Work request — From the records that follow, copy every line in which "السادس" appears.

Excerpted data —
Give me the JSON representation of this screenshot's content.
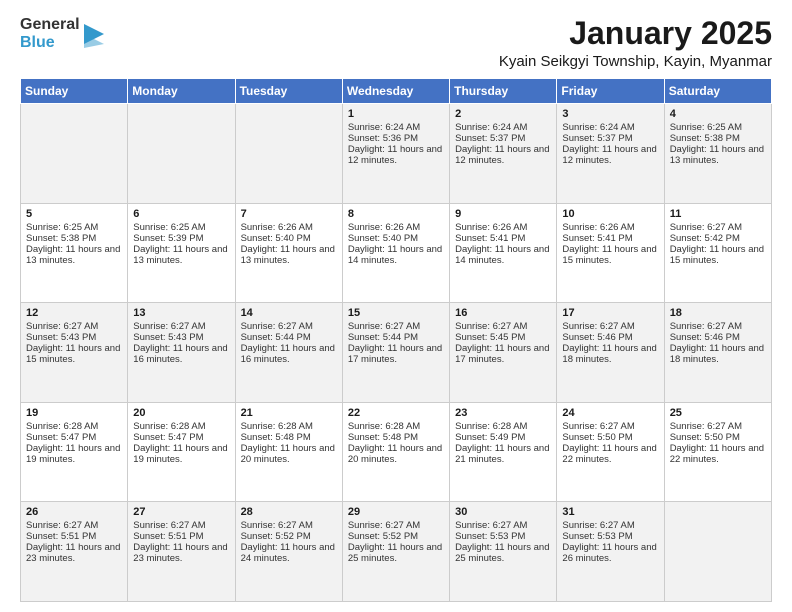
{
  "logo": {
    "line1": "General",
    "line2": "Blue"
  },
  "title": "January 2025",
  "location": "Kyain Seikgyi Township, Kayin, Myanmar",
  "days_header": [
    "Sunday",
    "Monday",
    "Tuesday",
    "Wednesday",
    "Thursday",
    "Friday",
    "Saturday"
  ],
  "weeks": [
    [
      {
        "day": "",
        "sunrise": "",
        "sunset": "",
        "daylight": ""
      },
      {
        "day": "",
        "sunrise": "",
        "sunset": "",
        "daylight": ""
      },
      {
        "day": "",
        "sunrise": "",
        "sunset": "",
        "daylight": ""
      },
      {
        "day": "1",
        "sunrise": "Sunrise: 6:24 AM",
        "sunset": "Sunset: 5:36 PM",
        "daylight": "Daylight: 11 hours and 12 minutes."
      },
      {
        "day": "2",
        "sunrise": "Sunrise: 6:24 AM",
        "sunset": "Sunset: 5:37 PM",
        "daylight": "Daylight: 11 hours and 12 minutes."
      },
      {
        "day": "3",
        "sunrise": "Sunrise: 6:24 AM",
        "sunset": "Sunset: 5:37 PM",
        "daylight": "Daylight: 11 hours and 12 minutes."
      },
      {
        "day": "4",
        "sunrise": "Sunrise: 6:25 AM",
        "sunset": "Sunset: 5:38 PM",
        "daylight": "Daylight: 11 hours and 13 minutes."
      }
    ],
    [
      {
        "day": "5",
        "sunrise": "Sunrise: 6:25 AM",
        "sunset": "Sunset: 5:38 PM",
        "daylight": "Daylight: 11 hours and 13 minutes."
      },
      {
        "day": "6",
        "sunrise": "Sunrise: 6:25 AM",
        "sunset": "Sunset: 5:39 PM",
        "daylight": "Daylight: 11 hours and 13 minutes."
      },
      {
        "day": "7",
        "sunrise": "Sunrise: 6:26 AM",
        "sunset": "Sunset: 5:40 PM",
        "daylight": "Daylight: 11 hours and 13 minutes."
      },
      {
        "day": "8",
        "sunrise": "Sunrise: 6:26 AM",
        "sunset": "Sunset: 5:40 PM",
        "daylight": "Daylight: 11 hours and 14 minutes."
      },
      {
        "day": "9",
        "sunrise": "Sunrise: 6:26 AM",
        "sunset": "Sunset: 5:41 PM",
        "daylight": "Daylight: 11 hours and 14 minutes."
      },
      {
        "day": "10",
        "sunrise": "Sunrise: 6:26 AM",
        "sunset": "Sunset: 5:41 PM",
        "daylight": "Daylight: 11 hours and 15 minutes."
      },
      {
        "day": "11",
        "sunrise": "Sunrise: 6:27 AM",
        "sunset": "Sunset: 5:42 PM",
        "daylight": "Daylight: 11 hours and 15 minutes."
      }
    ],
    [
      {
        "day": "12",
        "sunrise": "Sunrise: 6:27 AM",
        "sunset": "Sunset: 5:43 PM",
        "daylight": "Daylight: 11 hours and 15 minutes."
      },
      {
        "day": "13",
        "sunrise": "Sunrise: 6:27 AM",
        "sunset": "Sunset: 5:43 PM",
        "daylight": "Daylight: 11 hours and 16 minutes."
      },
      {
        "day": "14",
        "sunrise": "Sunrise: 6:27 AM",
        "sunset": "Sunset: 5:44 PM",
        "daylight": "Daylight: 11 hours and 16 minutes."
      },
      {
        "day": "15",
        "sunrise": "Sunrise: 6:27 AM",
        "sunset": "Sunset: 5:44 PM",
        "daylight": "Daylight: 11 hours and 17 minutes."
      },
      {
        "day": "16",
        "sunrise": "Sunrise: 6:27 AM",
        "sunset": "Sunset: 5:45 PM",
        "daylight": "Daylight: 11 hours and 17 minutes."
      },
      {
        "day": "17",
        "sunrise": "Sunrise: 6:27 AM",
        "sunset": "Sunset: 5:46 PM",
        "daylight": "Daylight: 11 hours and 18 minutes."
      },
      {
        "day": "18",
        "sunrise": "Sunrise: 6:27 AM",
        "sunset": "Sunset: 5:46 PM",
        "daylight": "Daylight: 11 hours and 18 minutes."
      }
    ],
    [
      {
        "day": "19",
        "sunrise": "Sunrise: 6:28 AM",
        "sunset": "Sunset: 5:47 PM",
        "daylight": "Daylight: 11 hours and 19 minutes."
      },
      {
        "day": "20",
        "sunrise": "Sunrise: 6:28 AM",
        "sunset": "Sunset: 5:47 PM",
        "daylight": "Daylight: 11 hours and 19 minutes."
      },
      {
        "day": "21",
        "sunrise": "Sunrise: 6:28 AM",
        "sunset": "Sunset: 5:48 PM",
        "daylight": "Daylight: 11 hours and 20 minutes."
      },
      {
        "day": "22",
        "sunrise": "Sunrise: 6:28 AM",
        "sunset": "Sunset: 5:48 PM",
        "daylight": "Daylight: 11 hours and 20 minutes."
      },
      {
        "day": "23",
        "sunrise": "Sunrise: 6:28 AM",
        "sunset": "Sunset: 5:49 PM",
        "daylight": "Daylight: 11 hours and 21 minutes."
      },
      {
        "day": "24",
        "sunrise": "Sunrise: 6:27 AM",
        "sunset": "Sunset: 5:50 PM",
        "daylight": "Daylight: 11 hours and 22 minutes."
      },
      {
        "day": "25",
        "sunrise": "Sunrise: 6:27 AM",
        "sunset": "Sunset: 5:50 PM",
        "daylight": "Daylight: 11 hours and 22 minutes."
      }
    ],
    [
      {
        "day": "26",
        "sunrise": "Sunrise: 6:27 AM",
        "sunset": "Sunset: 5:51 PM",
        "daylight": "Daylight: 11 hours and 23 minutes."
      },
      {
        "day": "27",
        "sunrise": "Sunrise: 6:27 AM",
        "sunset": "Sunset: 5:51 PM",
        "daylight": "Daylight: 11 hours and 23 minutes."
      },
      {
        "day": "28",
        "sunrise": "Sunrise: 6:27 AM",
        "sunset": "Sunset: 5:52 PM",
        "daylight": "Daylight: 11 hours and 24 minutes."
      },
      {
        "day": "29",
        "sunrise": "Sunrise: 6:27 AM",
        "sunset": "Sunset: 5:52 PM",
        "daylight": "Daylight: 11 hours and 25 minutes."
      },
      {
        "day": "30",
        "sunrise": "Sunrise: 6:27 AM",
        "sunset": "Sunset: 5:53 PM",
        "daylight": "Daylight: 11 hours and 25 minutes."
      },
      {
        "day": "31",
        "sunrise": "Sunrise: 6:27 AM",
        "sunset": "Sunset: 5:53 PM",
        "daylight": "Daylight: 11 hours and 26 minutes."
      },
      {
        "day": "",
        "sunrise": "",
        "sunset": "",
        "daylight": ""
      }
    ]
  ]
}
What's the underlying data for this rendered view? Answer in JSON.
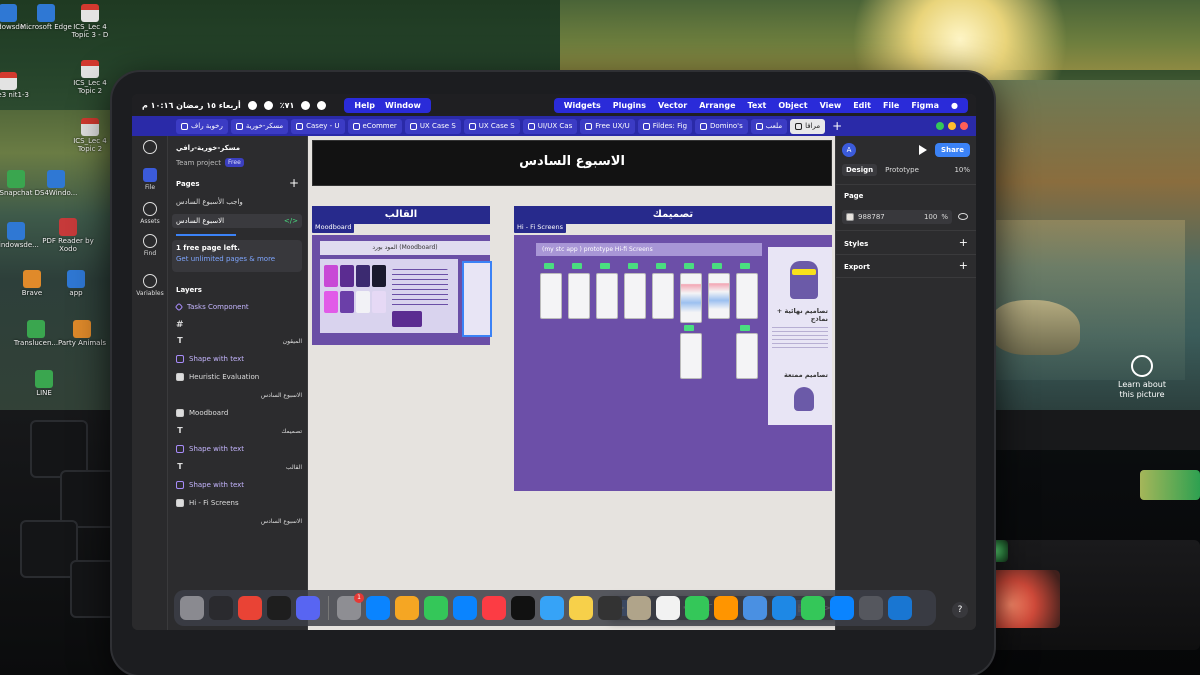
{
  "desktop": {
    "icons": [
      {
        "label": "windowsde...",
        "kind": "blue"
      },
      {
        "label": "Microsoft Edge",
        "kind": "blue"
      },
      {
        "label": "ICS_Lec 4 Topic 3 - D",
        "kind": "pdf"
      },
      {
        "label": "olve3 nit1-3",
        "kind": "pdf"
      },
      {
        "label": "ICS_Lec 4 Topic 2",
        "kind": "pdf"
      },
      {
        "label": "ICS_Lec 4 Topic 2",
        "kind": "pdf"
      },
      {
        "label": "Snapchat",
        "kind": "green"
      },
      {
        "label": "DS4Windo...",
        "kind": "blue"
      },
      {
        "label": "windowsde...",
        "kind": "blue"
      },
      {
        "label": "PDF Reader by Xodo",
        "kind": "red"
      },
      {
        "label": "Brave",
        "kind": "orange"
      },
      {
        "label": "app",
        "kind": "blue"
      },
      {
        "label": "Translucen...",
        "kind": "green"
      },
      {
        "label": "Party Animals",
        "kind": "orange"
      },
      {
        "label": "LINE",
        "kind": "green"
      }
    ],
    "learn_more": "Learn about this picture"
  },
  "status_bar": {
    "datetime": "أربعاء ١٥ رمضان ١٠:١٦ م",
    "battery": "٪٧١",
    "menu_left": [
      "Help",
      "Window"
    ],
    "menu_right": [
      "Widgets",
      "Plugins",
      "Vector",
      "Arrange",
      "Text",
      "Object",
      "View",
      "Edit",
      "File",
      "Figma"
    ]
  },
  "tabs": [
    "رخوبة راف",
    "مسكر-خورية",
    "Casey - U",
    "eCommer",
    "UX Case S",
    "UX Case S",
    "UI/UX Cas",
    "Free UX/U",
    "Fildes: Fig",
    "Domino's",
    "ملعب",
    "مرافا"
  ],
  "rail": [
    {
      "label": "File"
    },
    {
      "label": "Assets"
    },
    {
      "label": "Find"
    },
    {
      "label": "Variables"
    }
  ],
  "left_panel": {
    "file_name": "مسكر-خورية-رافي",
    "team": "Team project",
    "free_badge": "Free",
    "pages_heading": "Pages",
    "pages": [
      "واجب الأسبوع السادس",
      "الاسبوع السادس"
    ],
    "upgrade_line1": "1 free page left.",
    "upgrade_line2": "Get unlimited pages & more",
    "layers_heading": "Layers",
    "layers": [
      {
        "label": "Tasks Component",
        "kind": "comp"
      },
      {
        "label": "",
        "kind": "frame"
      },
      {
        "label": "الميقون",
        "kind": "text"
      },
      {
        "label": "Shape with text",
        "kind": "shape"
      },
      {
        "label": "Heuristic Evaluation",
        "kind": "frame"
      },
      {
        "label": "الاسبوع السادس",
        "kind": "text"
      },
      {
        "label": "Moodboard",
        "kind": "frame"
      },
      {
        "label": "تصميمك",
        "kind": "text"
      },
      {
        "label": "Shape with text",
        "kind": "shape"
      },
      {
        "label": "القالب",
        "kind": "text"
      },
      {
        "label": "Shape with text",
        "kind": "shape"
      },
      {
        "label": "Hi - Fi Screens",
        "kind": "frame"
      },
      {
        "label": "الاسبوع السادس",
        "kind": "text"
      }
    ]
  },
  "canvas": {
    "title": "الاسبوع السادس",
    "band_left": "القالب",
    "band_right": "تصميمك",
    "label_moodboard": "Moodboard",
    "label_hifi": "Hi - Fi Screens",
    "mood_title": "المود بورد (Moodboard)",
    "hifi_title": "(my stc app ) prototype Hi-fi Screens",
    "promo_text1": "تصاميم نهائية + نماذج",
    "promo_text2": "تصاميم ممتعة"
  },
  "right_panel": {
    "avatar": "A",
    "share": "Share",
    "tab_design": "Design",
    "tab_prototype": "Prototype",
    "zoom": "10%",
    "page_heading": "Page",
    "page_color": "988787",
    "page_opacity": "100",
    "opacity_unit": "%",
    "styles": "Styles",
    "export": "Export",
    "help": "?"
  },
  "dock": {
    "apps": [
      {
        "name": "Trash",
        "color": "#8a8a90"
      },
      {
        "name": "Screen",
        "color": "#2a2a2e"
      },
      {
        "name": "Chrome",
        "color": "#e94335"
      },
      {
        "name": "Figma",
        "color": "#1e1e1e"
      },
      {
        "name": "Discord",
        "color": "#5865f2"
      },
      {
        "name": "Settings",
        "color": "#8e8e93",
        "badge": "1"
      },
      {
        "name": "App Store",
        "color": "#0a84ff"
      },
      {
        "name": "Pages",
        "color": "#f5a623"
      },
      {
        "name": "Numbers",
        "color": "#34c759"
      },
      {
        "name": "Keynote",
        "color": "#0a84ff"
      },
      {
        "name": "Music",
        "color": "#fc3c44"
      },
      {
        "name": "TV",
        "color": "#111"
      },
      {
        "name": "Safari-ish",
        "color": "#36a3f7"
      },
      {
        "name": "Notes",
        "color": "#f7d04a"
      },
      {
        "name": "Calculator",
        "color": "#333"
      },
      {
        "name": "Contacts",
        "color": "#b0a48a"
      },
      {
        "name": "Calendar",
        "color": "#f2f2f2"
      },
      {
        "name": "FaceTime",
        "color": "#34c759"
      },
      {
        "name": "Photos",
        "color": "#ff9500"
      },
      {
        "name": "Testflight",
        "color": "#4a90e2"
      },
      {
        "name": "Mail",
        "color": "#1e88e5"
      },
      {
        "name": "Messages",
        "color": "#34c759"
      },
      {
        "name": "Safari",
        "color": "#0a84ff"
      },
      {
        "name": "Launchpad",
        "color": "#55575e"
      },
      {
        "name": "Files",
        "color": "#1976d2"
      }
    ]
  },
  "colors": {
    "accent": "#3b82f6",
    "menu_blue": "#2a2bd9",
    "section_band": "#272a8c",
    "hifi_purple": "#6c4fa8"
  }
}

Expected output —
      "واجب الأسبوع السادس",
      "الاسبوع السادس"
        "label": "الاسبوع السادس",
        "label": "الاسبوع السادس",
    "title": "الاسبوع السادس",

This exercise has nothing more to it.